## RECORDED DATA
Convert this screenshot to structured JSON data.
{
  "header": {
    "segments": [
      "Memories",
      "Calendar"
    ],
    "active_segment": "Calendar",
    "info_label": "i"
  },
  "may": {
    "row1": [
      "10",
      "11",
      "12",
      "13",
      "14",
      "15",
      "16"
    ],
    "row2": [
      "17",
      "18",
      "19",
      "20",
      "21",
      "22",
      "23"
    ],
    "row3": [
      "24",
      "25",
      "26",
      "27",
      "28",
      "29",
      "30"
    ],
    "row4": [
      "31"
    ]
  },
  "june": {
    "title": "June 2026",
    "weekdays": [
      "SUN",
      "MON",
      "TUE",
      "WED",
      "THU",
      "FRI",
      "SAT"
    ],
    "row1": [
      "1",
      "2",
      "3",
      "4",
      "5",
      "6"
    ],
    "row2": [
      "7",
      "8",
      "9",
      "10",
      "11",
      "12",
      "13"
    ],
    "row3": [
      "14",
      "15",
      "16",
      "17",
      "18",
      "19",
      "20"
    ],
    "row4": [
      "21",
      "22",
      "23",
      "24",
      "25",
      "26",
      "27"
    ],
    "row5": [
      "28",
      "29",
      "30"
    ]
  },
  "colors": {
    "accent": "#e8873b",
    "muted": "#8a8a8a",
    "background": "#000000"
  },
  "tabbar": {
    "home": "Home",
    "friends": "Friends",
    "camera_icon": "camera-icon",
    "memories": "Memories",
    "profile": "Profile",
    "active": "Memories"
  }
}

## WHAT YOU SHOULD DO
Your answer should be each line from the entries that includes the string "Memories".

## RESPONSE TO THIS EXERCISE
      "Memories",
    "memories": "Memories",
    "active": "Memories"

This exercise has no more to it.